13 APR 2017
April 12, 2012. Evening fell and there had been no sign of Colton. He had said he would stop by Denver on his way south to Texas. Come morning I would find his orange Dodge Ram pickup parked on the side of the house. He had driven in the night and not wanting to wake us, he slept in his truck. Always so polite, that Colton.
I scolded him for not waking us, hugged him, and quickly ushered him into the house. I hastily got dressed for work so we could have time to chat. He looked incredible, the best I had seen him in a long time, and it so warmed my soul. As we talked, he smiled and I was reminded of Colton as a boy, such a happy and polite child with the demeanor of an adult. After all, he had all those “kids” to raise. He called his siblings “the kids”. He took the title of big brother seriously and he had done a fine job of raising them up. If you’ve met them, you’d know that they are resilient, responsible, and a little bit ornery, just like their brother.
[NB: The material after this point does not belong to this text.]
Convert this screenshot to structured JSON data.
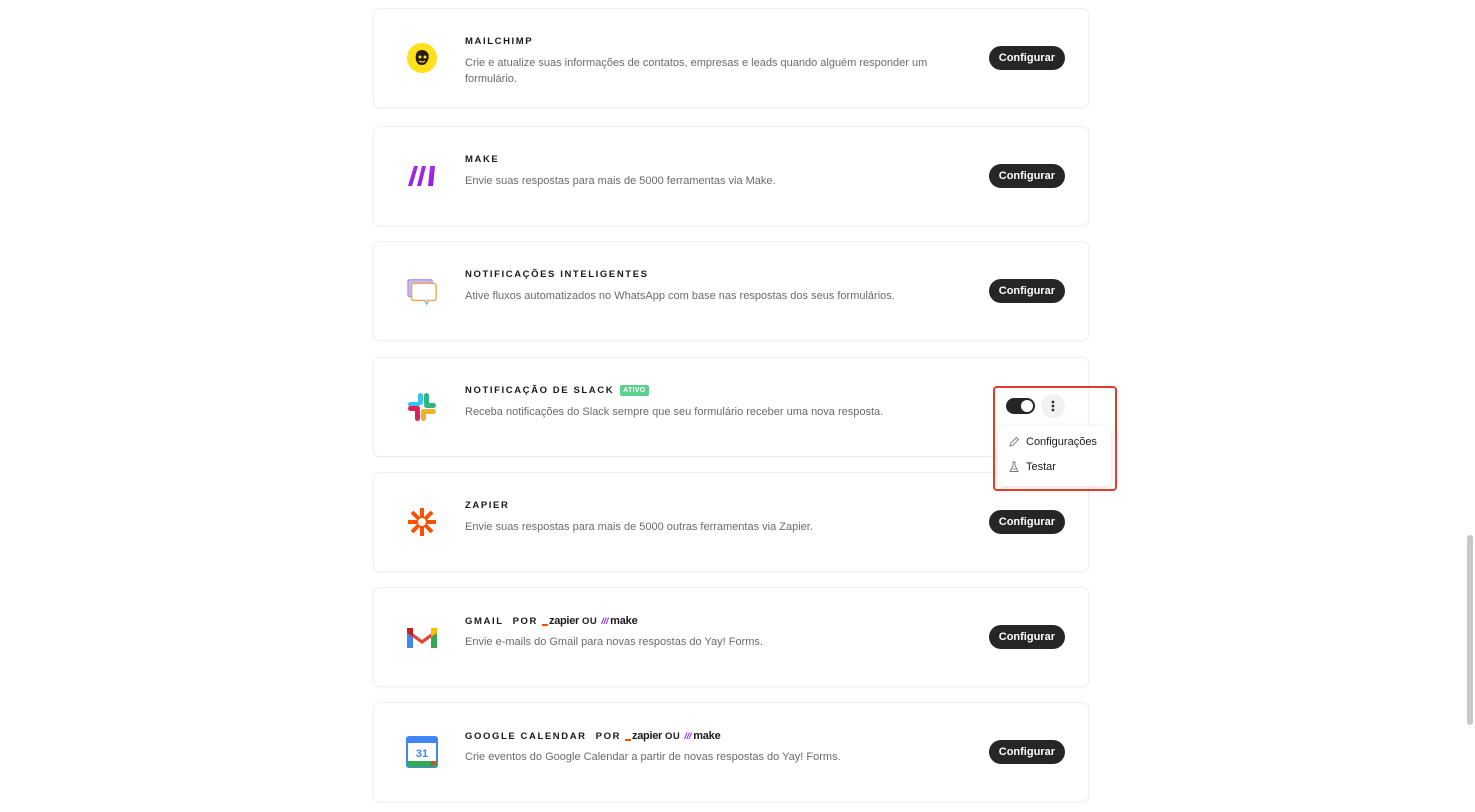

Colton had grown up to be an incredible young man, the epitome of an old time cowboy, tough as nails, with a sharp wit, and ready for anything. He had true grit. He could do whatever he set his mind to do and got whatever he went after. I was so proud of him and so pleased to spend this morning with him.
Colton told of his plans to see his friends in Texas and look at some property there to set up a horse operation after he left the Army. We talked about his service in Afghanistan, family, and his Easter at home. Our time was short and I absolutely hated it. I wanted to call in to work and stay home with him, but I had to go. Nurses don’t have the luxury of calling in. After I left, my husband, Bob took Colton to Longmont to meet our son, Jeremy for breakfast. They had a wonderful visit. Soon, he was on his way to Texas.
About 2 weeks later as I lay half-awake on a lazy Sunday morning, the phone rang. Bob was already awake and having his coffee, but I felt compelled to jump out of bed and see who it was. As I walked down the stairs I looked up and saw his face. And somehow, before he ever spoke the words, I knew. I knew Colton was gone. And my heart stopped.
How?! How could I have not known he was in such a bad place? I know him and I knew he had been fighting demons. I swear, I had searched his eyes and his heart for any sign of despair as he sat at my kitchen table. How could I have missed it? I’m a nurse with over 30 years’ experience; I know what to look for. I know the signs. How did I miss it?
I beat myself up all the way home to the hills to be with my family. I screamed at God and cried buckets of tears. I should have caught it. This can’t be real. Not our Colton. Not this way.
Later, it would come to me, what I had missed. It was his peaceful resolve. Remember, I said Colton would get anything he went after? He had become accustomed to winning, whether it was wrestling, bull-riding, warrior competitions, and certainly any battle he faced, whether in war or in his personal life. The demons would not win as he had made a battle plan and he knew he would succeed. All other plans had failed, but this one would not. He had found peace in his decision. That, I tell you, is what I missed.
This picture was taken the morning he stopped to “say goodbye”, April 13, 2012. I love you, nephew and I will always treasure those precious moments.
- Aunt Karen